Lithosphere/Geosphere Acid rain has several consequences on the geosphere. One method is for rainwater runoff to sink into the soil. When acid rain falls on the ground, it releases aluminum and other toxic elements, depriving the soil of important nutrients. This can lead to aluminum toxicity in plants that uptake this element through their roots. Also, acidic soils are less able to retain water, which may cause some areas of land to become dry even though more rain falls than normal. The lithosphere/geosphere is affected by acid rain in many ways; read about them here.
Acid rain has a significant impact on the biosphere because the impacts of acid rain combined with other climatic pressures make trees and other plants less able to endure insects, low temperatures, and disease. These pressures have led to an increase in deforestation and forest degradation.
Rain also has a large impact on the ocean. When it falls as precipitation, it provides both freshwater and oxygen to bodies of water. However when rainfall occurs as flooding, it can cause extensive damage by spreading out over large areas, causing mudslides, eroding soil, and contaminating groundwater. This type of damage can be particularly severe for small islands.
Finally, rain has a large impact on humans through floods. Floods can cause widespread damage by destroying homes and businesses, and killing people. They can also carry pollutants into rivers, lakes, and oceans, which are harmful to animals living in those systems.
Flooding is only one problem that can occur with rain. The amount of precipitation that falls as flooding is only a small fraction of the total volume of rain that falls each year. The other 99% or so of the rain is fresh water that flows into streams, lakes, and oceans. Because this fresh water is lacking in minerals and nutrients, it cannot support life as we know it.
These compounds may reach extremely high altitudes in the sky, where they mix and react with water, oxygen, and other molecules to generate highly acidic pollution known as acid rain. The gases involved in this process include sulfur dioxide and nitrogen oxides. Acid rain can damage environmental resources by removing vital minerals from soil and leaching them into lakes and oceans--where they can no longer be absorbed by vegetation or dissolved in water for use by animals. It can also cause serious health problems for people who are exposed to it regularly (e.g., through eating food grown in acidic soils).
The environmental effects of acid rain have led many countries to establish regulatory programs that limit or prohibit the emission of these pollutants. Emissions of sulfur dioxide and nitrogen oxides have been reduced through clean energy technologies and improved industrial processes. However, large-scale releases of sulfuric and nitric acids into the atmosphere will still occur when volcanoes erupt or when sea waters containing acid salts drain into the ocean.

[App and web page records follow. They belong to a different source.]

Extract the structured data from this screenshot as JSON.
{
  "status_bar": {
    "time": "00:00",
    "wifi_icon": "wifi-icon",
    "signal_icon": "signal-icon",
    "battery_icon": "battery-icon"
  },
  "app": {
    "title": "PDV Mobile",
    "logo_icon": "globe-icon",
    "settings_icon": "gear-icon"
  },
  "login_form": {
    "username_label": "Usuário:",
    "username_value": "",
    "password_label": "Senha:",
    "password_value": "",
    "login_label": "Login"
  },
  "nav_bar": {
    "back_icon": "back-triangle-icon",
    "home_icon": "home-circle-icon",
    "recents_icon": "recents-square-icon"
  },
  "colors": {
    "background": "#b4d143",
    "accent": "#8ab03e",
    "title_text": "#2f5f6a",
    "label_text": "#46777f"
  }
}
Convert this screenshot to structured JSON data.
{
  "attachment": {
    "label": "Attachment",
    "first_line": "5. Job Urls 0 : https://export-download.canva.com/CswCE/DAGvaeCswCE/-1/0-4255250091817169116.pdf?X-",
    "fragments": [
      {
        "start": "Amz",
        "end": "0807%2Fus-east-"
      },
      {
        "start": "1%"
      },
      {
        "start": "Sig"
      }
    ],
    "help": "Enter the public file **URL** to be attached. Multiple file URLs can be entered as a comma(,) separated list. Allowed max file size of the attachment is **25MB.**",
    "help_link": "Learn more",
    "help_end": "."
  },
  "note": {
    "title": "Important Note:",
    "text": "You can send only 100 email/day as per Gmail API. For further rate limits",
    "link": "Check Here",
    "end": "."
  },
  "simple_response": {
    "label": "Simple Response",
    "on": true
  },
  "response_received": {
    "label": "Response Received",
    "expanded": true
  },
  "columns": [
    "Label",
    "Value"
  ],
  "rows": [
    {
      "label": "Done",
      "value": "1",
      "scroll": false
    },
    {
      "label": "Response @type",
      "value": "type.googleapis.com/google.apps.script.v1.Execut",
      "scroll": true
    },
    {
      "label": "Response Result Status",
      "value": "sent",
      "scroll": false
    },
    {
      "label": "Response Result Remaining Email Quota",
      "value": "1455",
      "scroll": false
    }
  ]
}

Acid rain can have a negative impact on human health. The soluble salts present in acid rain can enter plants through their stomata and accumulate therein, causing injury to the tissues of the plant. This leads to nutrient deficiencies in the plant, which then cannot resist infection by harmful organisms such as bacteria and fungi.

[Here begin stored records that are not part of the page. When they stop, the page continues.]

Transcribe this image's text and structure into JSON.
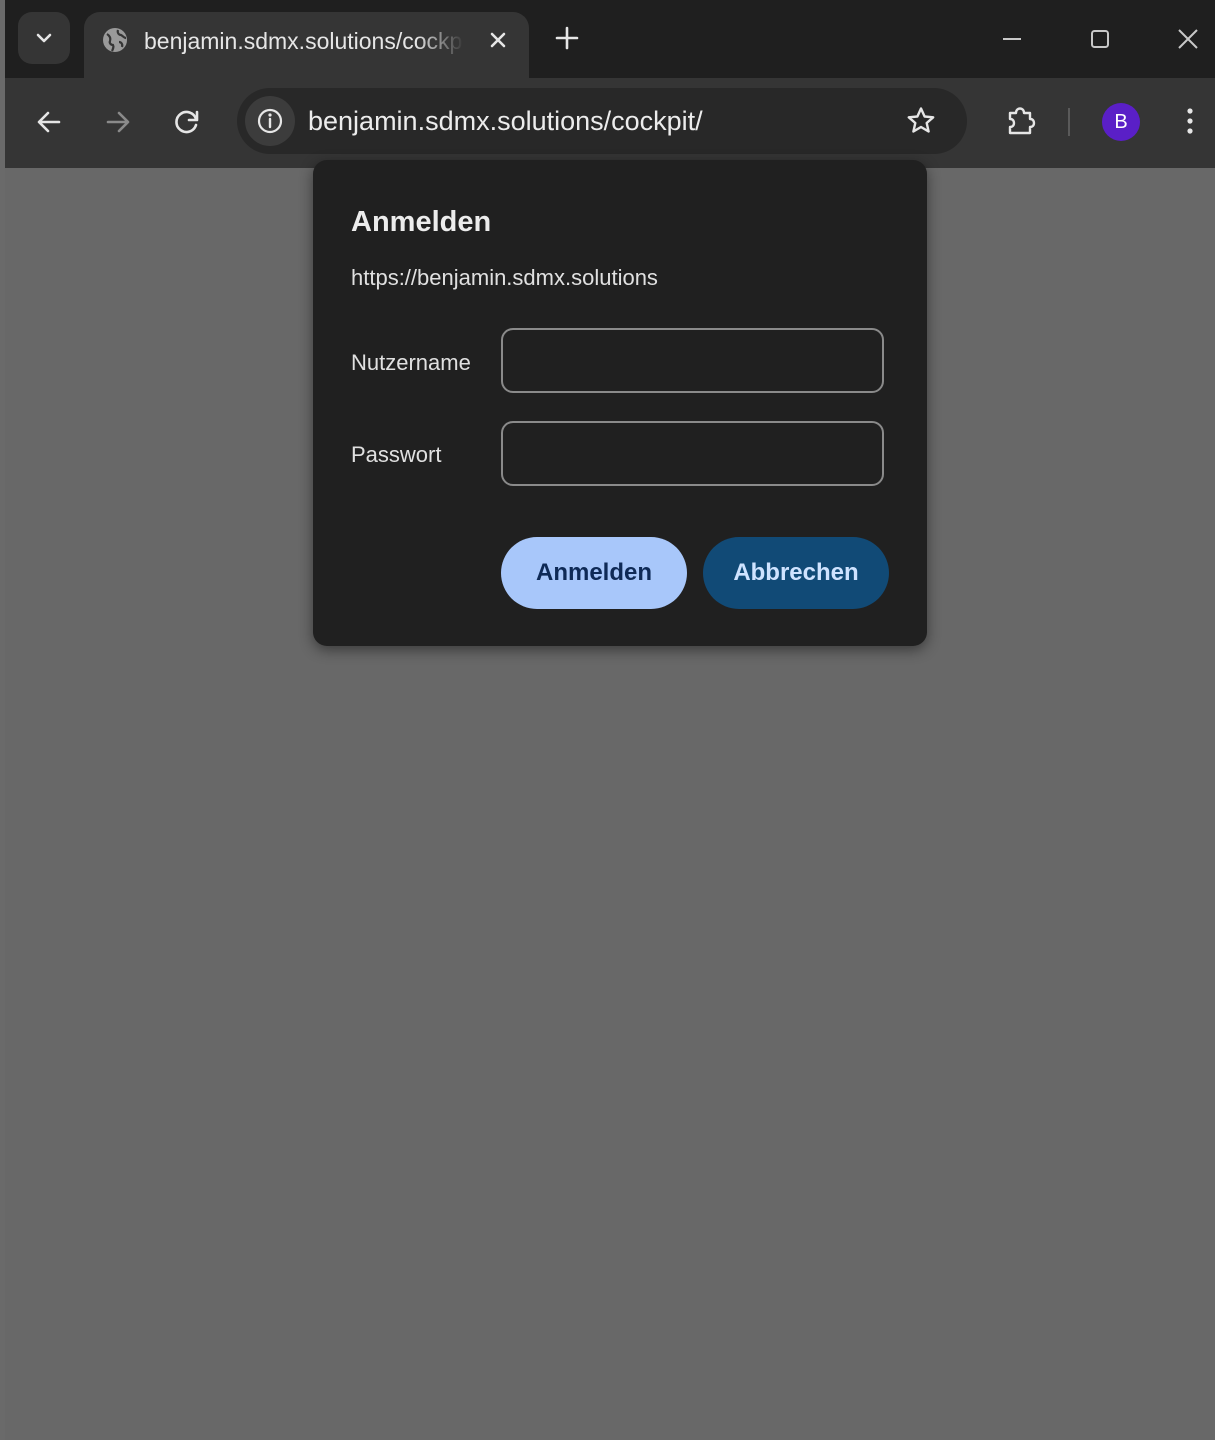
{
  "tab": {
    "title": "benjamin.sdmx.solutions/cockpit/"
  },
  "omnibox": {
    "url": "benjamin.sdmx.solutions/cockpit/"
  },
  "profile": {
    "initial": "B",
    "color": "#5a1fc7"
  },
  "dialog": {
    "title": "Anmelden",
    "origin": "https://benjamin.sdmx.solutions",
    "username_label": "Nutzername",
    "username_value": "",
    "password_label": "Passwort",
    "password_value": "",
    "submit_label": "Anmelden",
    "cancel_label": "Abbrechen"
  },
  "icons": {
    "tab_search": "chevron-down-icon",
    "favicon": "globe-icon",
    "tab_close": "close-icon",
    "new_tab": "plus-icon",
    "minimize": "minimize-icon",
    "maximize": "maximize-icon",
    "window_close": "close-icon",
    "back": "back-arrow-icon",
    "forward": "forward-arrow-icon",
    "reload": "reload-icon",
    "site_info": "info-icon",
    "bookmark": "star-icon",
    "extensions": "puzzle-icon",
    "menu": "kebab-menu-icon"
  },
  "colors": {
    "primary_button": "#a8c7fa",
    "secondary_button": "#114a76",
    "dialog_bg": "#202020",
    "page_overlay": "#686868"
  }
}
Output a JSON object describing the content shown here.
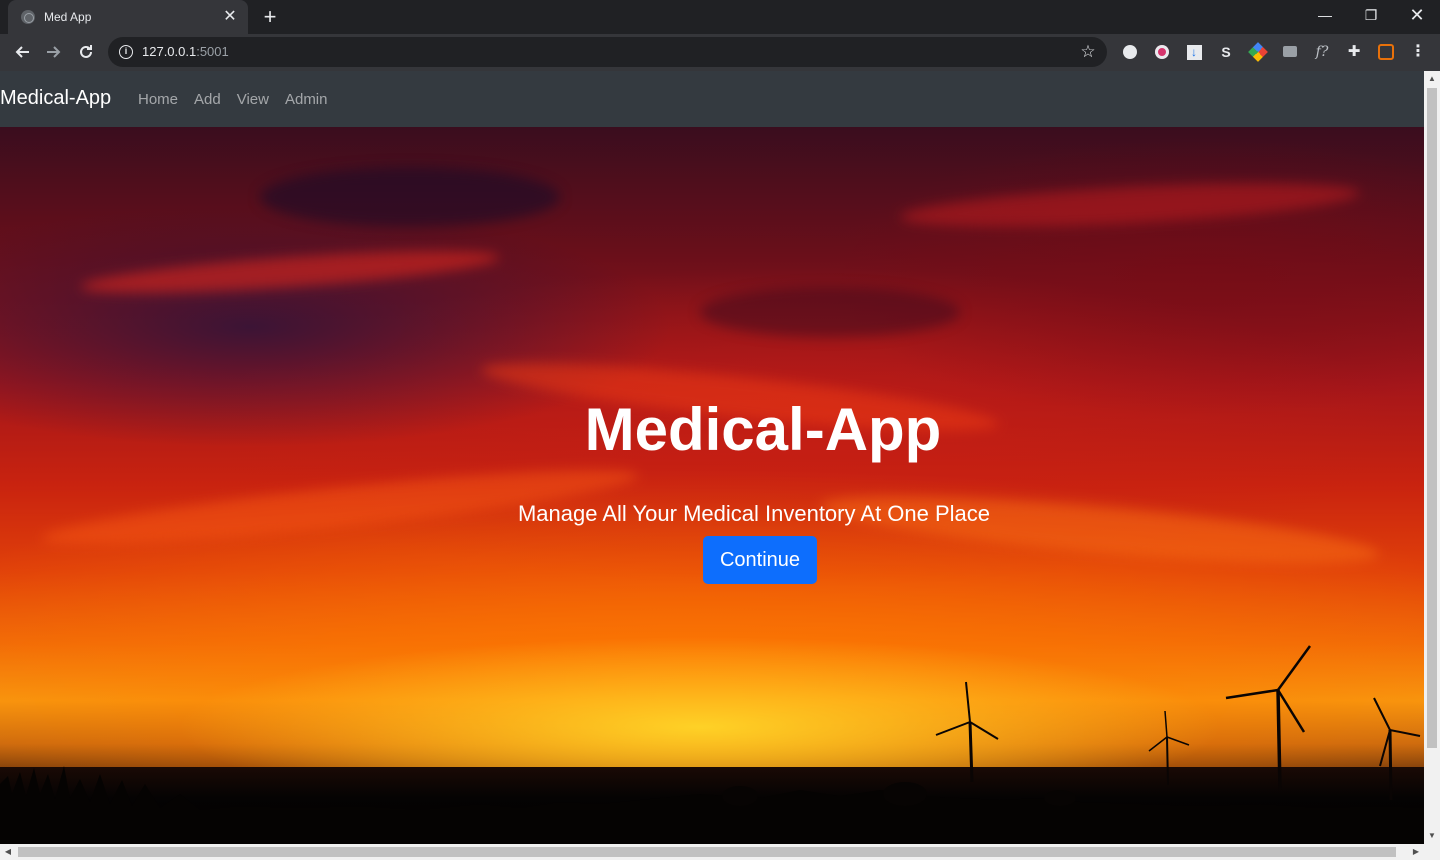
{
  "browser": {
    "tab_title": "Med App",
    "tab_close": "✕",
    "new_tab": "+",
    "window_minimize": "—",
    "window_restore": "❐",
    "window_close": "✕",
    "url_host": "127.0.0.1",
    "url_port": ":5001",
    "extensions": [
      "extension-icon-1",
      "extension-icon-2",
      "extension-download-icon",
      "extension-s-icon",
      "extension-color-icon",
      "extension-camera-icon",
      "extension-f-icon",
      "extensions-puzzle-icon",
      "extension-profile-icon",
      "menu-kebab-icon"
    ],
    "ext_s_label": "S",
    "ext_f_label": "f?"
  },
  "navbar": {
    "brand": "Medical-App",
    "links": [
      {
        "label": "Home"
      },
      {
        "label": "Add"
      },
      {
        "label": "View"
      },
      {
        "label": "Admin"
      }
    ]
  },
  "hero": {
    "title": "Medical-App",
    "subtitle": "Manage All Your Medical Inventory At One Place",
    "button_label": "Continue"
  },
  "colors": {
    "navbar_bg": "#343a40",
    "button_bg": "#0d6efd",
    "chrome_bg": "#202124",
    "toolbar_bg": "#35363a"
  }
}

Acid rain and fog can harm woods, particularly those at higher elevations. Acid deposits deplete the soil of critical elements such as calcium and cause aluminum to be released into the soil, making it difficult for trees to absorb water. Some soils are better than others in neutralizing acids. If you're concerned about acid rain harming your property, contact a local environmental agency to learn what measures can be taken to prevent it.
Acid rain can also harm other parts of the environment. It can dissolve rocks and contaminate groundwater resources. In addition, it can damage property through erosion caused by wind and water. The types of harm depend on how much acid is present in the rain and how sensitive the affected area is to acidity. Acids that fall from the sky can combine with atmospheric gases such as nitrogen and oxygen to form compounds such as nitric and sulfuric acids. These chemicals can burn skin or eat away at metals such as copper and zinc. More acidic substances are produced when solar radiation breaks down vegetation, causing the release of carbon dioxide and other gases that combine with water to create acids that can drip from trees or be absorbed by ground water.
Acid rain has been known to cause problems for areas where timber grows commercially. The most notable example is the death of hundreds of thousands of acres of forest due to acid rain in Europe.